A nasty headache–oddly enough, not a migraine–kept me away from karate tonight, so instead of waxing on and off about sports, I’ll talk about Japanese television and, more specifically, Japanese news announcers and how annoying they can be.
US announcers can be annoying, but at least each is annoying in their own way. They are arrogant, ignorant, ignorantly arrogant, falsely profound and, if they do features for CBS Sunday Morning, incapable of speaking above a whisper or annoyingly comic.
The latter is more like Japanese announcers. The morning shows are populated by a mix of young women and older, usually heavy set, men. The men are there to provide, as near as I can tell, the air of serious newsishness, even as they make funny faces and wear silly ties. The young women, who are usually excellent news readers, mostly exist to display fashion and smile and nod when the men speak. (Their nicknames are “so desu” girls–or “That’s right” girls.)
When it comes to sports coverage, especially at the international level, the announcers, usually men, toss away any sense of neutrality and propriety and openly support the Japanese teams. Granted, other countries do this, but none do it as loudly as the Japanese. When the other team is close to scoring the announcers start shouting–not speaking loudly, shouting–Watch out! Watch out! It’s dangerous! It’s dangerous! Watch out! When Japan scores, or is even near the goal, they can barely be contained. (Think “Do you believe in miracles!? Yes!” at every scoring opportunity.)
This carries over into other news coverage where it’s clear that the reporters feel it’s their job to emphasize how interesting this all is. (In the USA, the reporters usually try to remind us how serious is all is and that you’re only seeing that on their channel, or if it’s CNN, to talk about missing planes.) The result is over the top emphasis and nearly clownish takes to the camera. Right now there’s a Japanese announcer traveling around Cambodia trying to get them to try odd Japanese products–and, I suspect, to get them to allow Japanese manufacturers to move there from China. One of his products is an impressive water purifying powder that clumps the mud and crap in water simply by stirring it and makes the water easier to filter. Unfortunately, his manic way of presenting it–this is SO AMAZING! Isn’t it? Isn’t it? It’s JAPANESE INNOVATION!–makes me hope he gets a bad case of the runs from the water.

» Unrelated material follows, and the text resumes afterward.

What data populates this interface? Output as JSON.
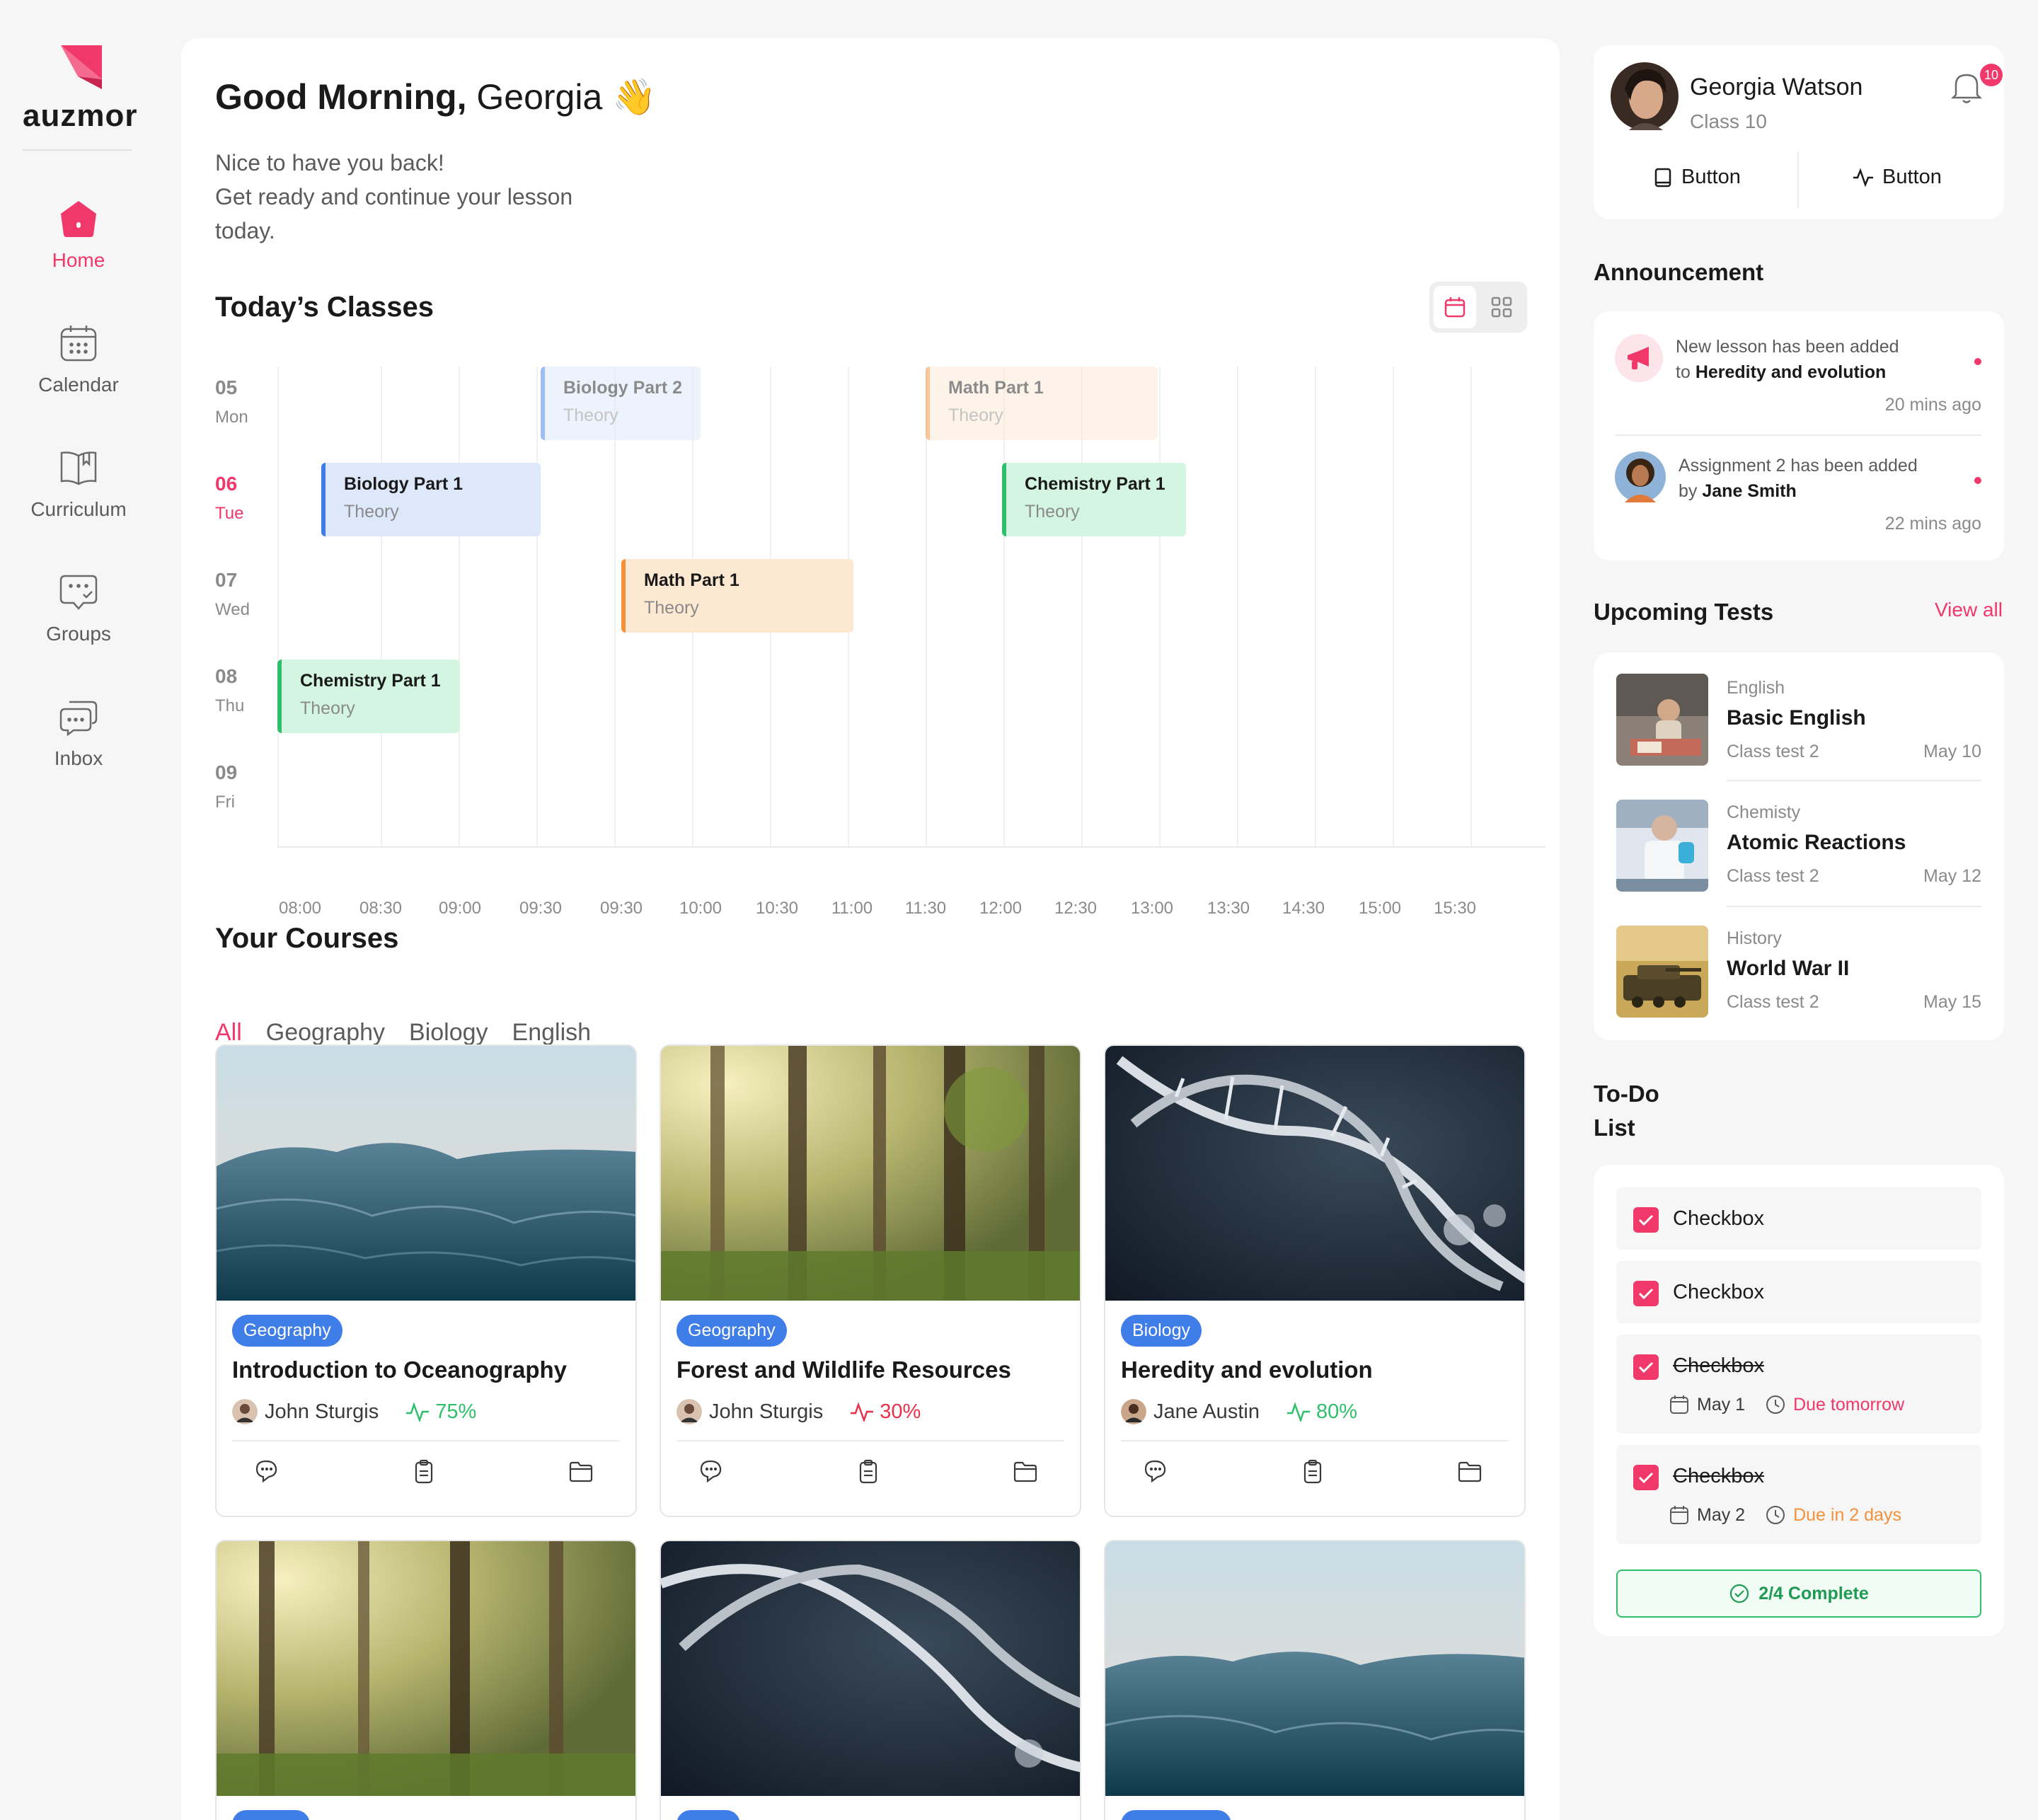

Sometimes the reporters are clearly bored and clearly struggling to find something interesting to report on. (Look, here’s a big bowl of soup! Look, here’s another big bowl of soup, with slightly different ingredients!) Anything that goes wrong becomes a major issue. One year, a female announcer was covering a winter soup cook off somewhere up North-East. She couldn’t just taste the soup, she pondered it with great manic energy and it was always delicious (even if she made an obvious “this is what evil tastes like” face after trying it). At one point, she started shouting “It’s horrible! It’s horrible! What will they do!? What will they do!? What will they do!?” as she ran through the booths and the camera chased her and bounced around like a badly filmed movie. Her reaction was loud enough I was expecting a Russian/Chinese/North Korean invasion; an explosion; or the crash of the Hindenburg. She arrived at the location and the camera zoomed on a broken bottle of sake. Apparently it had been knocked over and now the chef had to get a new one. Ah, the humanity.
Finally, there are the weather girls. Although Japan has a few professional meteorologists presenting the weather, most are women hired for their annoying cuteness. (There’s cute and then there’s something so cute you want to slap it–r.e. Hello Kitty.) They usually adopt high, cartoon voices designed to mitigate the effects of bad weather and/or wrong predictions. They usually pout if the weather is bad, and if they’re wrong, they remind me of squeaky voiced comic Felicia Michaels who says her unusual voice helps get her out of problems: “I didn’t mean to sleep with your brother. He tricked me.”
The same works for Japanese weather girls. “I didn’t mean to miss the spring snow storm. It tricked me.”